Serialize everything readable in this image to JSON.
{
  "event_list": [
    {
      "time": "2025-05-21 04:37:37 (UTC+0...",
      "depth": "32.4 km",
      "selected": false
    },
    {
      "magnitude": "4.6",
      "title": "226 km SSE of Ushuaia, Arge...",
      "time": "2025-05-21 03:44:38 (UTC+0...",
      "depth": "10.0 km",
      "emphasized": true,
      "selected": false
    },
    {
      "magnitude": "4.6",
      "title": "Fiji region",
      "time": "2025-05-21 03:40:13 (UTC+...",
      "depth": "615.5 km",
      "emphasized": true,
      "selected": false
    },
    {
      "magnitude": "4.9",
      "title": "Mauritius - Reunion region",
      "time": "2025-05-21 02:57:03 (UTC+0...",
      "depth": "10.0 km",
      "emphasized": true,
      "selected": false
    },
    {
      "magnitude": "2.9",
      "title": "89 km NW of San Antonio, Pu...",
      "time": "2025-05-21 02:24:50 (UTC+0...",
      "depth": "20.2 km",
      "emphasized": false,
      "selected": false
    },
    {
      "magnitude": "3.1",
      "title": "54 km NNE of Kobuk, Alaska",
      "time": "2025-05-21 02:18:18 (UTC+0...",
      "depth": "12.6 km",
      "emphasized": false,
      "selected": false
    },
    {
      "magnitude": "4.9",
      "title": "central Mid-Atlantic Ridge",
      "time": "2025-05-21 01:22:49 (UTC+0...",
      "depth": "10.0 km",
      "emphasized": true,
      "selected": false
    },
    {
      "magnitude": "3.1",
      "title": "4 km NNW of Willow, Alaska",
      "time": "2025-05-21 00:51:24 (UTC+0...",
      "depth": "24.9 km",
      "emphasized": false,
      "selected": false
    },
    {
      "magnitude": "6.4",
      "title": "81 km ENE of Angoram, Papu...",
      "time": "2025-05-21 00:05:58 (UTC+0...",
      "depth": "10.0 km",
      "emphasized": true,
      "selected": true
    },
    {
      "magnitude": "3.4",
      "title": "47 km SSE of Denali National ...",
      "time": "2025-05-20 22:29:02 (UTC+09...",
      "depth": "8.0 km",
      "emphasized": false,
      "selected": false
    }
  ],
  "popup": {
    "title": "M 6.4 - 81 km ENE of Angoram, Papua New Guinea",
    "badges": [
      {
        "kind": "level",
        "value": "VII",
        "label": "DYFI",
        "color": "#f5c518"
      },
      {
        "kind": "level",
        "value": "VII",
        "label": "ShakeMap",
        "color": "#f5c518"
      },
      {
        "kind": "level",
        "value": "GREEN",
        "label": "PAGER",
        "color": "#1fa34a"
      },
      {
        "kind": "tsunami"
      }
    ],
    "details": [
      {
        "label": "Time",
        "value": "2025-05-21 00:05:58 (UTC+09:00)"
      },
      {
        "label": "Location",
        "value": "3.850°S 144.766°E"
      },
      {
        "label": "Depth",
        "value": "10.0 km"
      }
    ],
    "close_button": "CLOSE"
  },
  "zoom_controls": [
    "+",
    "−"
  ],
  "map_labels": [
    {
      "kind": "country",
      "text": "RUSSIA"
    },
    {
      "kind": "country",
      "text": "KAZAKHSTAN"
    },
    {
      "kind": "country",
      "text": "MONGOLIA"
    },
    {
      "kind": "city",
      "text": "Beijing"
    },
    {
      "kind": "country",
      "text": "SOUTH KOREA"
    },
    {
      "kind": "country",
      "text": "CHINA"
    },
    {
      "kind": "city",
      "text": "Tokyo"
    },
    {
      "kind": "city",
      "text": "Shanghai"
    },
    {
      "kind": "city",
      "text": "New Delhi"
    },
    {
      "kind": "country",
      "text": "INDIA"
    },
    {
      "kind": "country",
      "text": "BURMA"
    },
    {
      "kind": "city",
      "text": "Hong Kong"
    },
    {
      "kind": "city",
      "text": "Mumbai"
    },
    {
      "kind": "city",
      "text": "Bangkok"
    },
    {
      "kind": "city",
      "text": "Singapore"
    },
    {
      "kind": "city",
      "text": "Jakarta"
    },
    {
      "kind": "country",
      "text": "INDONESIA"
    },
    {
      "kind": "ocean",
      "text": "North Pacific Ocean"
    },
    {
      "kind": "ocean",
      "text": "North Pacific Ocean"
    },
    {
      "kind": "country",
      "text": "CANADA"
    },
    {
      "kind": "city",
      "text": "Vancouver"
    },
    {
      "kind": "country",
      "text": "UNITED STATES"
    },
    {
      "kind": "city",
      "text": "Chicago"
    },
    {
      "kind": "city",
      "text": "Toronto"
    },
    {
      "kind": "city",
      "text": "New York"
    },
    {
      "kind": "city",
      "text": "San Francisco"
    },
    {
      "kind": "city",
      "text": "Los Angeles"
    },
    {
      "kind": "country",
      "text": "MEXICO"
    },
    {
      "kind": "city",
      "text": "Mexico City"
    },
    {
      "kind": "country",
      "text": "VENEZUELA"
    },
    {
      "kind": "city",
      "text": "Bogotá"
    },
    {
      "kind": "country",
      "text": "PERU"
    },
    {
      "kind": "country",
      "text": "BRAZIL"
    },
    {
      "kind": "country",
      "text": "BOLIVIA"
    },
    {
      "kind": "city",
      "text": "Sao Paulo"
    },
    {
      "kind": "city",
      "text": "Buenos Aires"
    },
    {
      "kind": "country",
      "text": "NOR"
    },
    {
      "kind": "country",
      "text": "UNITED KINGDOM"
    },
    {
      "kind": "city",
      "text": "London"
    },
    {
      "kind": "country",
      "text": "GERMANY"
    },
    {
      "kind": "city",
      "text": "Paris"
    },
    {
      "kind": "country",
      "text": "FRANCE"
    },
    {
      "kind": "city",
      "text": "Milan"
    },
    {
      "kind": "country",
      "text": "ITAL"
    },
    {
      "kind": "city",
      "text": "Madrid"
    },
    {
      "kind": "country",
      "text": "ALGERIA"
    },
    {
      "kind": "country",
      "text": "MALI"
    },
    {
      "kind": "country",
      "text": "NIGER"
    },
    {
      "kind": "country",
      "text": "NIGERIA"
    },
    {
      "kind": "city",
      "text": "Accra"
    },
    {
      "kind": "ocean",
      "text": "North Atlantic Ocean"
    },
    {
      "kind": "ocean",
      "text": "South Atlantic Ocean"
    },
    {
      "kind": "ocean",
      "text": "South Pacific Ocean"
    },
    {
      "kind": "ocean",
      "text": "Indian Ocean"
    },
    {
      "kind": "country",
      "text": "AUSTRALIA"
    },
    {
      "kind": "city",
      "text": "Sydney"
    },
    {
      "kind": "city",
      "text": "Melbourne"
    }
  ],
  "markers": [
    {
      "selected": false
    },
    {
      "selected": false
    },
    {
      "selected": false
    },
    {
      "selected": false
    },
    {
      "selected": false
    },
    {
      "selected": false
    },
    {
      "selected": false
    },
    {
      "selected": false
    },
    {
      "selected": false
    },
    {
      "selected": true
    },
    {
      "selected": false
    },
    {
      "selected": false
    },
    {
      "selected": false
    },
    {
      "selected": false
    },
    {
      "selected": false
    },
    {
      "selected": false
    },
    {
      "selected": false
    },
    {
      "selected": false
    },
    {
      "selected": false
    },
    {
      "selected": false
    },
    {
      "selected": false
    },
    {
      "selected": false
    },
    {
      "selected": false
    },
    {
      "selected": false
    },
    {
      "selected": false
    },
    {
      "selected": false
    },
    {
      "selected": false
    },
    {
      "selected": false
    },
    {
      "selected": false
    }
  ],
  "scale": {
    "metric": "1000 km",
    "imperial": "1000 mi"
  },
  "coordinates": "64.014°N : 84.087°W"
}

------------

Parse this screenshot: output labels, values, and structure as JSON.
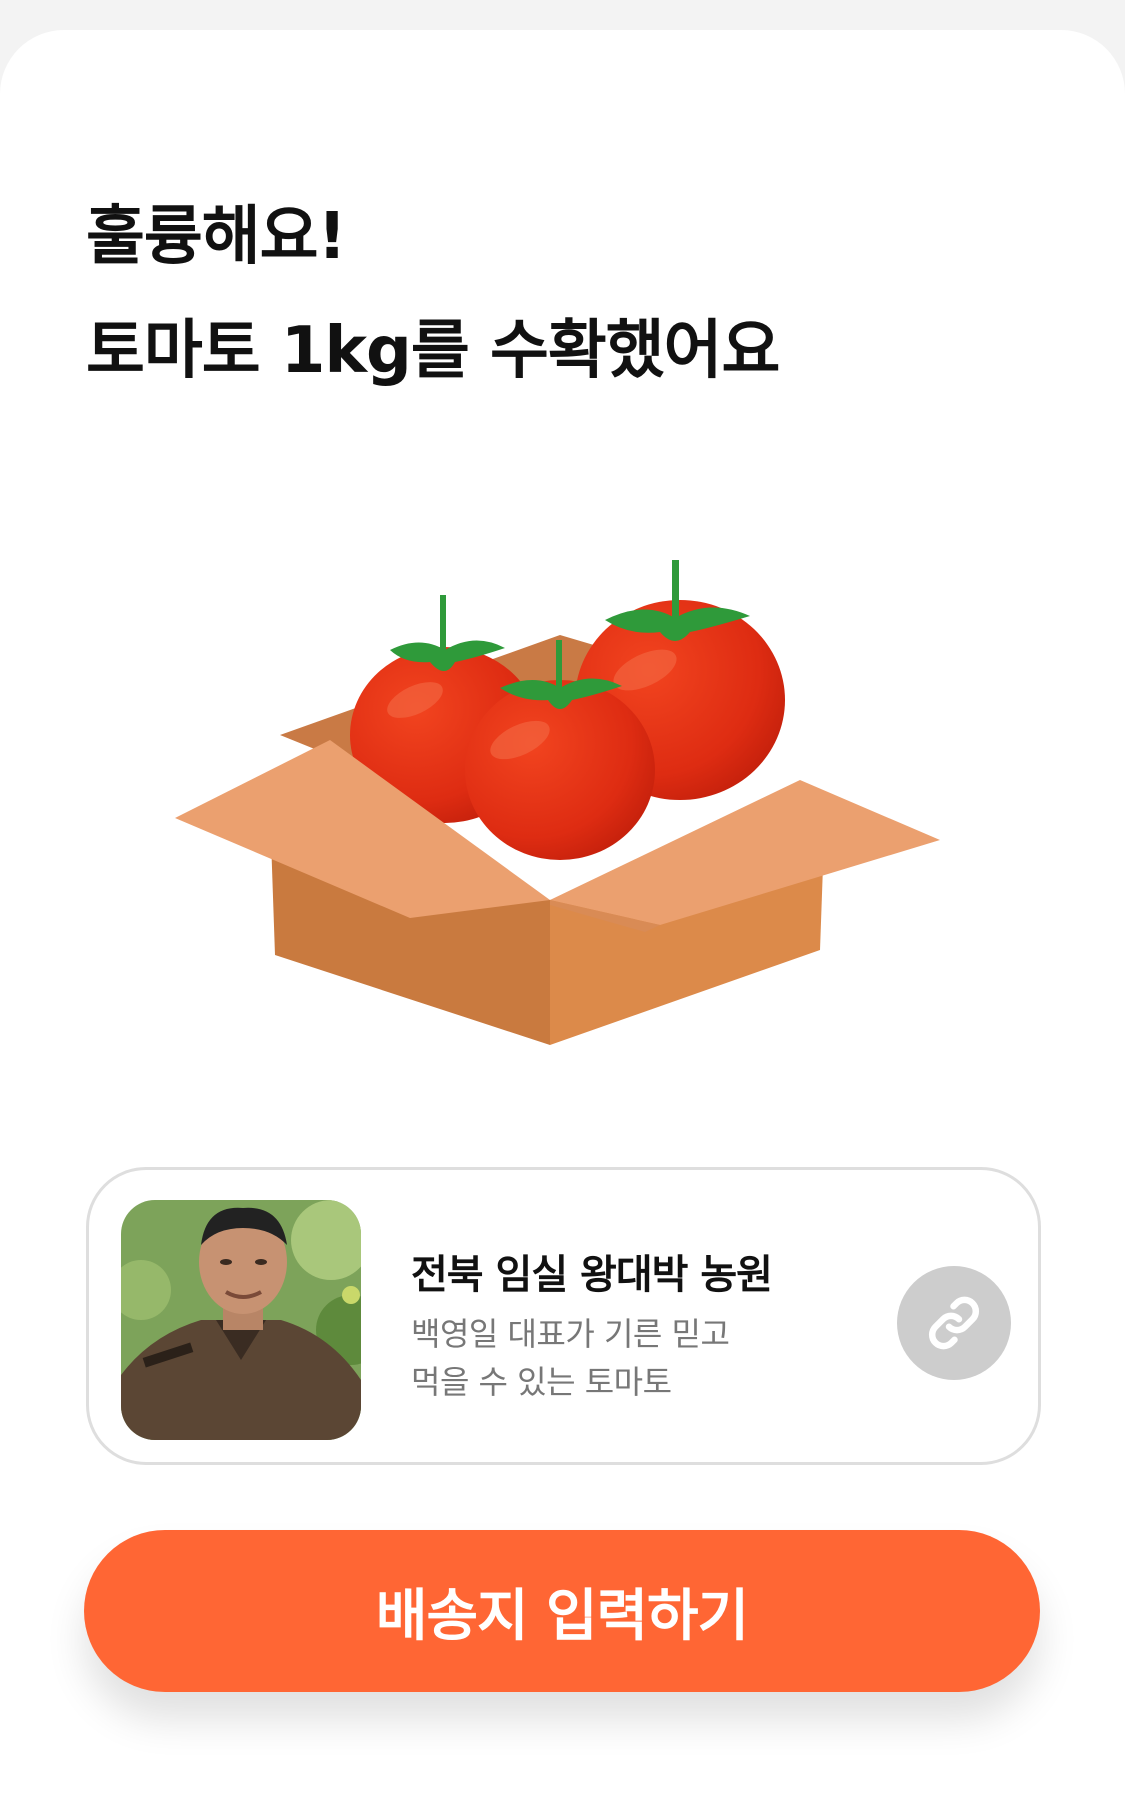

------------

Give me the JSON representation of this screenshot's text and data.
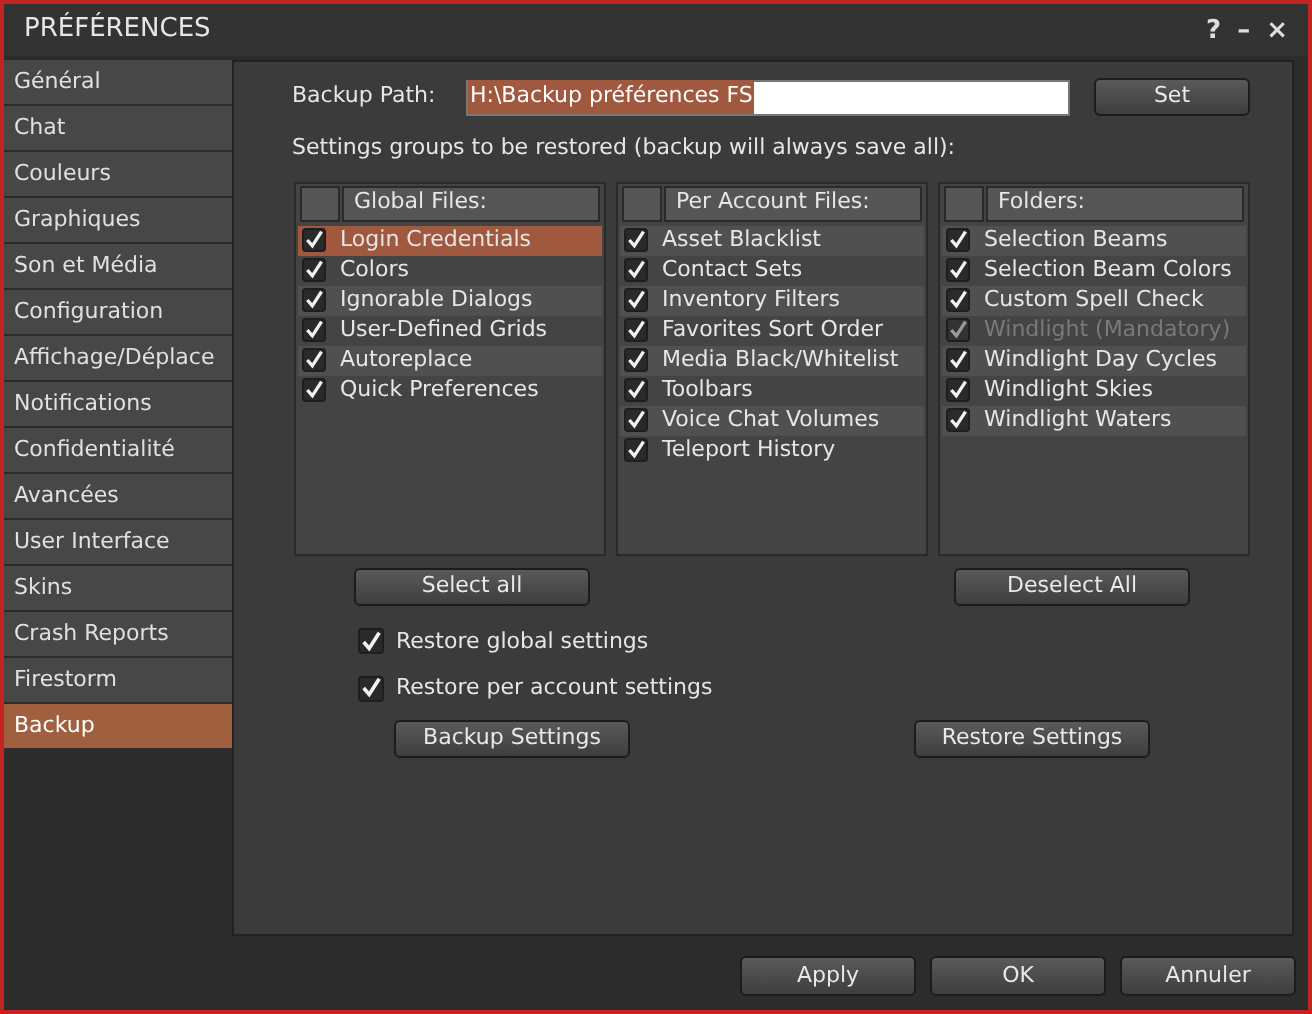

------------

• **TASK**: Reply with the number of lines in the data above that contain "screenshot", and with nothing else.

• **RESPONSE AREA**: 2